About Mad. Sq. Art and Madison Square Park Conservancy:
Mad. Sq. Art is the free, contemporary art program of the Madison Square Park Conservancy. Since 2004, Mad. Sq. Art has commissioned and presented thirty premier installations in Madison Square Park by acclaimed artists ranging in practice and media.

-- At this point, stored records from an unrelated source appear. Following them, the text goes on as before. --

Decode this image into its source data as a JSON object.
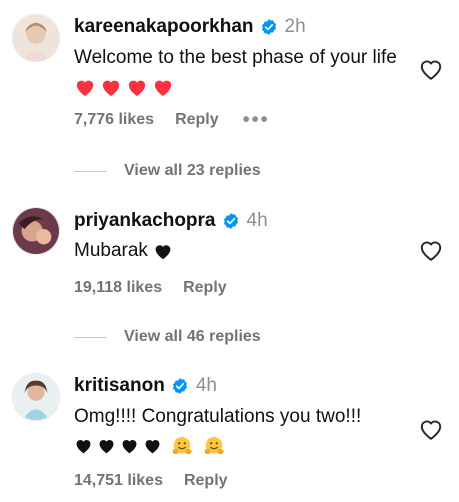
{
  "comments": [
    {
      "username": "kareenakapoorkhan",
      "time": "2h",
      "text": "Welcome to the best phase of your life",
      "emoji": "❤️❤️❤️❤️",
      "likes": "7,776 likes",
      "reply_label": "Reply",
      "more_label": "•••",
      "view_replies": "View all 23 replies"
    },
    {
      "username": "priyankachopra",
      "time": "4h",
      "text": "Mubarak",
      "emoji": "🖤",
      "likes": "19,118 likes",
      "reply_label": "Reply",
      "view_replies": "View all 46 replies"
    },
    {
      "username": "kritisanon",
      "time": "4h",
      "text": "Omg!!!! Congratulations you two!!!",
      "emoji": "🖤🖤🖤🖤 🤗 🤗",
      "likes": "14,751 likes",
      "reply_label": "Reply"
    }
  ],
  "colors": {
    "verified": "#0095f6",
    "heart_red": "#ff3040",
    "secondary_text": "#737373"
  },
  "icons": {
    "verified": "verified-badge-icon",
    "like": "heart-outline-icon",
    "more": "more-horizontal-icon"
  }
}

Mad. Sq. Art has exhibited works by artists including Bill Beirne, Jim Campbell, Richard Deacon, Mark di Suvero, Rachel Feinstein, Bill Fontana, Ernie Gehr, Orly Genger, Sandra Gibson & Luis Recoder, Antony Gormley, Jene Highstein, Tadashi Kawamata, Mel Kendrick, Sol LeWitt, Olia Lialina & Dragan Espenschied, Rafael Lozano-Hemmer, Charles Long, Iván Navarro, Jacco Olivier, Roxy Paine, Rachel Feinstein, Giuseppe Penone, Jaume Plensa, Shannon Plumb, Ursula von Rydingsvard, Alison Saar, Jessica Stockholder, Leo Villareal, and William Wegman.
Major support for Mad. Sq. Art is provided by the Charina Endowment Fund, Liane Ginsberg, Toby Devan Lewis, Sorgente Group of America, Tiffany & Co., The Andy Warhol Foundation for the Visual Arts, and Anonymous. Substantial support is provided by The Sol LeWitt Fund for Artist Work, the Henry Luce Foundation, Danny and Audrey Meyer, Ronald A. Pizzuti, and The Rudin Family. Major exhibition support for Tony Cragg’s Walks of Life is provided by Marian Goodman Gallery, New York/Paris. Major exhibition support for Paula Hayes’s Gazing Globes is provided by Salon 94, New York.
Ace Hotel New York is the Official Hotel Partner of the Madison Square Park Conservancy. Mad. Sq. Art is made possible in part by the New York State Council on the Arts with the support of Governor Andrew Cuomo and the New York State Legislature. Mad. Sq. Art is supported in part with public funds from the New York City Department of Cultural Affairs, in partnership with the City Council. The Madison Square Park Conservancy is a public/private partnership with the New York City Department of Parks & Recreation.
Tony Cragg’s Walks of Life sponsors:
Paula Hayes’s Gazing Globes sponsors:
Join the conversation on Twitter and Instagram via the hashtags #MadSqArt, #TonyCragg, #WalksOfLife, and #PaulaHayes. For more information on the Madison Square Park Conservancy and its programs, please visit http://madisonsquarepark.org.
Daniela Stigh | 212-843-8269 or firstname.lastname@example.org
Alison Hendrie | 212-843-8029 or email@example.com
Tony Cragg, Points of View, Sculpture Park Waldfrieden, Wuppertal, Germany. © Tony Cragg. Photo by Charles Duprat. (left)
Paula Hayes, Rendering for Gazing Globes for Madison Square Park, 2014. Courtesy Paula Hayes and Salon 94. (right)